Today's divided Sixth Circuit opinion in a habeas case is Ferensic v. Birkett. In this case, Judges Gilman and Clay affirmed the decision of the federal district court to grant the habeas petition. Judge McKeague dissented. Judge Gilman's opinion for the majority begins:
A Michigan state jury convicted Robert Ferensic in 1999 of armed robbery, home invasion, and possession of a firearm during the commission of a felony. The entirety of the evidence against Ferensic was based upon eyewitness identifications made by the victimized couple, Alexander and Angie Kostoff. Ferensic appealed, arguing among other things that (1) the trial court had violated his right to present a defense by preventing two of his witnesses—Dr. Harvey Shulman, an expert on eyewitness identification, and Danny St. John, who had observed the robbers prior to their entering the Kostoffs’ home—from testifying, and (2) his counsel had been constitutionally ineffective in failing to ensure that these two witnesses were allowed to testify. The Michigan Court of Appeals upheld Ferensic’s convictions, essentially reasoning that the nonappearance of both Dr. Shulman and St. John, whether attributable to the actions of the trial judge or of defense counsel, did not prejudice Ferensic.
Ferensic subsequently petitioned the federal district court for a writ of habeas corpus, again raising the two grounds mentioned above.
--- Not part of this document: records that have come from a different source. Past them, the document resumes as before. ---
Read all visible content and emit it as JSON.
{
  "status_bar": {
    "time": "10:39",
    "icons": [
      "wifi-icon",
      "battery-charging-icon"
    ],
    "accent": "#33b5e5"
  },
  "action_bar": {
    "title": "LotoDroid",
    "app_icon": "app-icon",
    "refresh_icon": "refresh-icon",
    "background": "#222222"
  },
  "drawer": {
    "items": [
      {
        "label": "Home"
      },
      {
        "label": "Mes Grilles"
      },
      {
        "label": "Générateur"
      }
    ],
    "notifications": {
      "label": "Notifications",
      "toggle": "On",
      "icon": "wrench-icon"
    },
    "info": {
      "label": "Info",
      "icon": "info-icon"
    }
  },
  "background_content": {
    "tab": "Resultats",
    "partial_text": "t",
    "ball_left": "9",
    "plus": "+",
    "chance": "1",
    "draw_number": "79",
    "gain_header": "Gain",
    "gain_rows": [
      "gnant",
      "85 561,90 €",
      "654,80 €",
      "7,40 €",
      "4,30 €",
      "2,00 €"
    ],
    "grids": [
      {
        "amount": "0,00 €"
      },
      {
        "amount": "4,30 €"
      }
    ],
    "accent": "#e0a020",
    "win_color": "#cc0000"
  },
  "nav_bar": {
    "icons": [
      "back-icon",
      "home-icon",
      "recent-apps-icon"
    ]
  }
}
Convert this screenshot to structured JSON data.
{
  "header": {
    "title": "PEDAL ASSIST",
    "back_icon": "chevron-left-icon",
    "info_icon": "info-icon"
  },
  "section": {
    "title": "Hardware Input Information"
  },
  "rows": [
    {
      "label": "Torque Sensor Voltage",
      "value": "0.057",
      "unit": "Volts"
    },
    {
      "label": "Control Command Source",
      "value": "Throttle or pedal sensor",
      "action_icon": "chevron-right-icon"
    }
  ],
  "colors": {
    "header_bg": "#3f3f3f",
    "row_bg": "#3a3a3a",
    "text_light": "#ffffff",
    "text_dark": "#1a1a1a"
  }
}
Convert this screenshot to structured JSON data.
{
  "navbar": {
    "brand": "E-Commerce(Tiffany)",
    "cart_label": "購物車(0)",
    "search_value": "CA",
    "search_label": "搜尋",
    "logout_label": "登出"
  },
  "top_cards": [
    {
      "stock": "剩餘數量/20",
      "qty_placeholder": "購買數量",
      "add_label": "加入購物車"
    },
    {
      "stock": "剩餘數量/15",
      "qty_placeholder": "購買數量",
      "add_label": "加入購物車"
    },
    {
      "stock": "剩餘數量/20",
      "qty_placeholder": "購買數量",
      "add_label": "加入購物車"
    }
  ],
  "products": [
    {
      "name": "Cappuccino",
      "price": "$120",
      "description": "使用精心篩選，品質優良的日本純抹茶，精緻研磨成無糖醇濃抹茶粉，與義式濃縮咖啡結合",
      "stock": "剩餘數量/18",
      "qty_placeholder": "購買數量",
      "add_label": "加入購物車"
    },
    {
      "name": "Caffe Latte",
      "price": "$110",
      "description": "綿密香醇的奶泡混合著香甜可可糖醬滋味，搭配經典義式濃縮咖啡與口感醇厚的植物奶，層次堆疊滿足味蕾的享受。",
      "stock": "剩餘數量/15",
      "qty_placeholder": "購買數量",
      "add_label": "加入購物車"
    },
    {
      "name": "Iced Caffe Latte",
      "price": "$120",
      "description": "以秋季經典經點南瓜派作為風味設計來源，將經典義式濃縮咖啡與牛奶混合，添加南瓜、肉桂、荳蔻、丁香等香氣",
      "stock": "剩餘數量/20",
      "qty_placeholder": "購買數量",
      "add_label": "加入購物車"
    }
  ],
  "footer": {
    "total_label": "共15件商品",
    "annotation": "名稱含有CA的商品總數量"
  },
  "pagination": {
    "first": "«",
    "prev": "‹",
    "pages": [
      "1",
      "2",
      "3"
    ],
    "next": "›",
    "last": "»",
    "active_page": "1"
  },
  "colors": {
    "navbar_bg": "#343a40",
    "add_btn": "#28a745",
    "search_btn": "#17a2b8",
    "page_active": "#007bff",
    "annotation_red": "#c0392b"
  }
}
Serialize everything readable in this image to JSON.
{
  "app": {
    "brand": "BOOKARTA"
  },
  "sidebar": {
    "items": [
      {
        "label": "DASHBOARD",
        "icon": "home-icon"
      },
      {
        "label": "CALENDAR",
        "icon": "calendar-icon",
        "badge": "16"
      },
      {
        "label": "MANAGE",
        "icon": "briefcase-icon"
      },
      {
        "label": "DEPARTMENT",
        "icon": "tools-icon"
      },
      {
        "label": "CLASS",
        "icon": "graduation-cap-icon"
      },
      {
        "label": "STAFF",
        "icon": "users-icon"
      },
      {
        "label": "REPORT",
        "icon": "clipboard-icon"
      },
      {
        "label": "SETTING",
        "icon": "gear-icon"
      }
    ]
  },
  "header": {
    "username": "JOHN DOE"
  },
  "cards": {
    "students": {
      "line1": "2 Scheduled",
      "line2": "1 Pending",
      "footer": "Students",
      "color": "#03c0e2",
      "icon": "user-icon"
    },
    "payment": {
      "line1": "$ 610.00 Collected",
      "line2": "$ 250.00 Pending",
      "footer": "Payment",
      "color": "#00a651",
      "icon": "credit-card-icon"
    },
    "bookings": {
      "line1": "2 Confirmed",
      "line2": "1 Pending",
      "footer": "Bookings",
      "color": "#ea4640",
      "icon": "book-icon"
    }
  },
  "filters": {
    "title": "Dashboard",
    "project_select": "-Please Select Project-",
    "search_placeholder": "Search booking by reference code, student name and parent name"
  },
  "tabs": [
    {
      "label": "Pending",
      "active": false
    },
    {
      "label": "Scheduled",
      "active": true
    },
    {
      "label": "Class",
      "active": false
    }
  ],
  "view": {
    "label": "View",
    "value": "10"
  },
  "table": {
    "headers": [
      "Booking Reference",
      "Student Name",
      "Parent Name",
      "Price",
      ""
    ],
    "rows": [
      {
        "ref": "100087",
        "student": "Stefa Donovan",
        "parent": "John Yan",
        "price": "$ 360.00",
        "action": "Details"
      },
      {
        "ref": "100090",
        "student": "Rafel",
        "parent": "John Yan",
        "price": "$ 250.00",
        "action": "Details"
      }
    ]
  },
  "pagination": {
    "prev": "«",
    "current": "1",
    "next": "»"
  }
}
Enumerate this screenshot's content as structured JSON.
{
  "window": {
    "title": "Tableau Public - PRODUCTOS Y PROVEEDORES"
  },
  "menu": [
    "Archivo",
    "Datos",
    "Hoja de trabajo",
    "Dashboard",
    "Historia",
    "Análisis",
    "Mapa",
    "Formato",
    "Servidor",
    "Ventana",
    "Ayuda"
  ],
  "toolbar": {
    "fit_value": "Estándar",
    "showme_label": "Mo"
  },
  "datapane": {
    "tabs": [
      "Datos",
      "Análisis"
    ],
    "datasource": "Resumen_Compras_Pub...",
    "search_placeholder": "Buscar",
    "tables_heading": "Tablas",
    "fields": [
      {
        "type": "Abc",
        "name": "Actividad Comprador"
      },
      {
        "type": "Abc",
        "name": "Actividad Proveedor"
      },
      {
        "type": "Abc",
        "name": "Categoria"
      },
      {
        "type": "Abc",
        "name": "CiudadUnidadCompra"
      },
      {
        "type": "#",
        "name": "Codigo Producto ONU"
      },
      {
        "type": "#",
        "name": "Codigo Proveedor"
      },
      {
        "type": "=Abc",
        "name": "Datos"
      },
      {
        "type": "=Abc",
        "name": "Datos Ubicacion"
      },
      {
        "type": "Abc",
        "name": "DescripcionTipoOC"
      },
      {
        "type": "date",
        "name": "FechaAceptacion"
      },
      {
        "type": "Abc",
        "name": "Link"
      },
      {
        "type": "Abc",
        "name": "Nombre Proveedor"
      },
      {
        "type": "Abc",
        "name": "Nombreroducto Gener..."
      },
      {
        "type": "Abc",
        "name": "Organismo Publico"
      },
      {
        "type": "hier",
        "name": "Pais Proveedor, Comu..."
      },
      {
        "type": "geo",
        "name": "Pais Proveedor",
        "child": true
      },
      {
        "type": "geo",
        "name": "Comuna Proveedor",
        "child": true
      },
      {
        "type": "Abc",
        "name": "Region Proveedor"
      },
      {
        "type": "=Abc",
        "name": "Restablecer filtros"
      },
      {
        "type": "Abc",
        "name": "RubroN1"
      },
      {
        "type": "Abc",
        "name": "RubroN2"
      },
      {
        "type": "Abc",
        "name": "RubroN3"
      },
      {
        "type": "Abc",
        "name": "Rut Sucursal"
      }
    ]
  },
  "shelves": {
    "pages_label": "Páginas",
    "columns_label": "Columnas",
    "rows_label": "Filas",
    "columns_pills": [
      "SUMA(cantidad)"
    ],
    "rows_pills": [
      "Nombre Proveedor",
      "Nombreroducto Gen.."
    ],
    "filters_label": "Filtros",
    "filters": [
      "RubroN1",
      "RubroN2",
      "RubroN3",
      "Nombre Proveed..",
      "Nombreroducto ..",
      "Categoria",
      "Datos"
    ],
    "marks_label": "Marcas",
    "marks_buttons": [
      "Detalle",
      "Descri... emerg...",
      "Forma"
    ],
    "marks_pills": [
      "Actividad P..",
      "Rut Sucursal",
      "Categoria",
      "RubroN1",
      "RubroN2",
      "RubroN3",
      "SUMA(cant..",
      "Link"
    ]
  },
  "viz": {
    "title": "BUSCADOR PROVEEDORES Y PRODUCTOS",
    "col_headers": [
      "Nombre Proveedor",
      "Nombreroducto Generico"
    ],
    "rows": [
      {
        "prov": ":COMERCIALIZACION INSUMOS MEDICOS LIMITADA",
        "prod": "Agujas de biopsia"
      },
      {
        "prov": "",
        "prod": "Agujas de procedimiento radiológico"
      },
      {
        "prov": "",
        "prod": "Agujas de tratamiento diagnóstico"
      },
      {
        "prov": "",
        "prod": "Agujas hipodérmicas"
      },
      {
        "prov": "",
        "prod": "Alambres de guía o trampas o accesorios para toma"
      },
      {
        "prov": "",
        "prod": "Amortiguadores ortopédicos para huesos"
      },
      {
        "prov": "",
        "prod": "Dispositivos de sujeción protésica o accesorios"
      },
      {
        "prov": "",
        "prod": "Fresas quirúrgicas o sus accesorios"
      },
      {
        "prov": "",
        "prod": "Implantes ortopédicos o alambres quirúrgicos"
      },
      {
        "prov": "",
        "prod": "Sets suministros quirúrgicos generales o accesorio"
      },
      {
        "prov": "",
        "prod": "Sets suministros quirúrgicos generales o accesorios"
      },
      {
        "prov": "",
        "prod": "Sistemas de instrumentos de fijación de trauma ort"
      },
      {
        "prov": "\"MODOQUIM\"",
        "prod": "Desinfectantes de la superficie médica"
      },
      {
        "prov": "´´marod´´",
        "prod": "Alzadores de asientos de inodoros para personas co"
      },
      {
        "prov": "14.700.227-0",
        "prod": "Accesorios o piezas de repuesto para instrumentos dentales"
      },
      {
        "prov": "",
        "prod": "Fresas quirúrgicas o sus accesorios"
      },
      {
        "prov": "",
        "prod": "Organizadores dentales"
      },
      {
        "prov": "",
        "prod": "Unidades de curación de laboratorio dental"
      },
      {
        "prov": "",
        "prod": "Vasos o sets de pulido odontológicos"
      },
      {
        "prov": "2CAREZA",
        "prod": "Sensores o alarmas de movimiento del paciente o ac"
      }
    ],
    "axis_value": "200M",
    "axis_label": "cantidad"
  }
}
Having determined that the Michigan Court of Appeals’s ruling on each ground constituted an unreasonable application of clearly established federal law, the district court conditionally granted Ferensic’s petition. The Warden now appeals. For the reasons set forth below, we AFFIRM the judgment of the district court.
Judge McKeague, for his part, began his dissent thusly:
I would hold that the rejection by the Michigan Court of Appeals of Ferensic’s claims of error as to the testimony of witnesses Shulman and St. John was neither contrary to nor an unreasonable application of federal law. I would therefore reverse the district court’s grant of the writ of habeas corpus.
Given the lineup of this case, and the length of Judge McKeague's dissent, I would not be surprised if this case were reheard en banc.